§ **Required work**:
Return the records in full, with every character preserved.

§ **Exercise data**:
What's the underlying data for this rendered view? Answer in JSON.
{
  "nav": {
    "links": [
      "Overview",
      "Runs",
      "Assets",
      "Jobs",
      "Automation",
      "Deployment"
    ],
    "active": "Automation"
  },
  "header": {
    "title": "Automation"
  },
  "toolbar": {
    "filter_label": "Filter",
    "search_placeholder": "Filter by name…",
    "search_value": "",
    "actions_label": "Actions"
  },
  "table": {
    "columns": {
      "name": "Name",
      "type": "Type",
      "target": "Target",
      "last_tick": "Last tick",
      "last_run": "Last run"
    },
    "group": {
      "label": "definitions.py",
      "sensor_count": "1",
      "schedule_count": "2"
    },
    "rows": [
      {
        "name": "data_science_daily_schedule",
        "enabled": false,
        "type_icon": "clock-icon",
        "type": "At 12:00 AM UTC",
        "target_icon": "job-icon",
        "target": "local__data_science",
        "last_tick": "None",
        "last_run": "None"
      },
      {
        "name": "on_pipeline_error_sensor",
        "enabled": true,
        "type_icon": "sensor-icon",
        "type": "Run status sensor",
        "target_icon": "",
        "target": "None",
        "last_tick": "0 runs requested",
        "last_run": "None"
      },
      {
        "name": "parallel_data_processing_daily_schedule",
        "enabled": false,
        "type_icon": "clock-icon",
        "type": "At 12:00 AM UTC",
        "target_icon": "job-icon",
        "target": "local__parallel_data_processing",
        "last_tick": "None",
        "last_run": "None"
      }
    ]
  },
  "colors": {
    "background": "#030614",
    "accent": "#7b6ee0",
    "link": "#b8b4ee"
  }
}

§ **Solution to this task**:
What's the underlying data for this rendered view? Answer in JSON.
{
  "nav": {
    "links": [
      "Overview",
      "Runs",
      "Assets",
      "Jobs",
      "Automation",
      "Deployment"
    ],
    "active": "Automation"
  },
  "header": {
    "title": "Automation"
  },
  "toolbar": {
    "filter_label": "Filter",
    "search_placeholder": "Filter by name…",
    "search_value": "",
    "actions_label": "Actions"
  },
  "table": {
    "columns": {
      "name": "Name",
      "type": "Type",
      "target": "Target",
      "last_tick": "Last tick",
      "last_run": "Last run"
    },
    "group": {
      "label": "definitions.py",
      "sensor_count": "1",
      "schedule_count": "2"
    },
    "rows": [
      {
        "name": "data_science_daily_schedule",
        "enabled": false,
        "type_icon": "clock-icon",
        "type": "At 12:00 AM UTC",
        "target_icon": "job-icon",
        "target": "local__data_science",
        "last_tick": "None",
        "last_run": "None"
      },
      {
        "name": "on_pipeline_error_sensor",
        "enabled": true,
        "type_icon": "sensor-icon",
        "type": "Run status sensor",
        "target_icon": "",
        "target": "None",
        "last_tick": "0 runs requested",
        "last_run": "None"
      },
      {
        "name": "parallel_data_processing_daily_schedule",
        "enabled": false,
        "type_icon": "clock-icon",
        "type": "At 12:00 AM UTC",
        "target_icon": "job-icon",
        "target": "local__parallel_data_processing",
        "last_tick": "None",
        "last_run": "None"
      }
    ]
  },
  "colors": {
    "background": "#030614",
    "accent": "#7b6ee0",
    "link": "#b8b4ee"
  }
}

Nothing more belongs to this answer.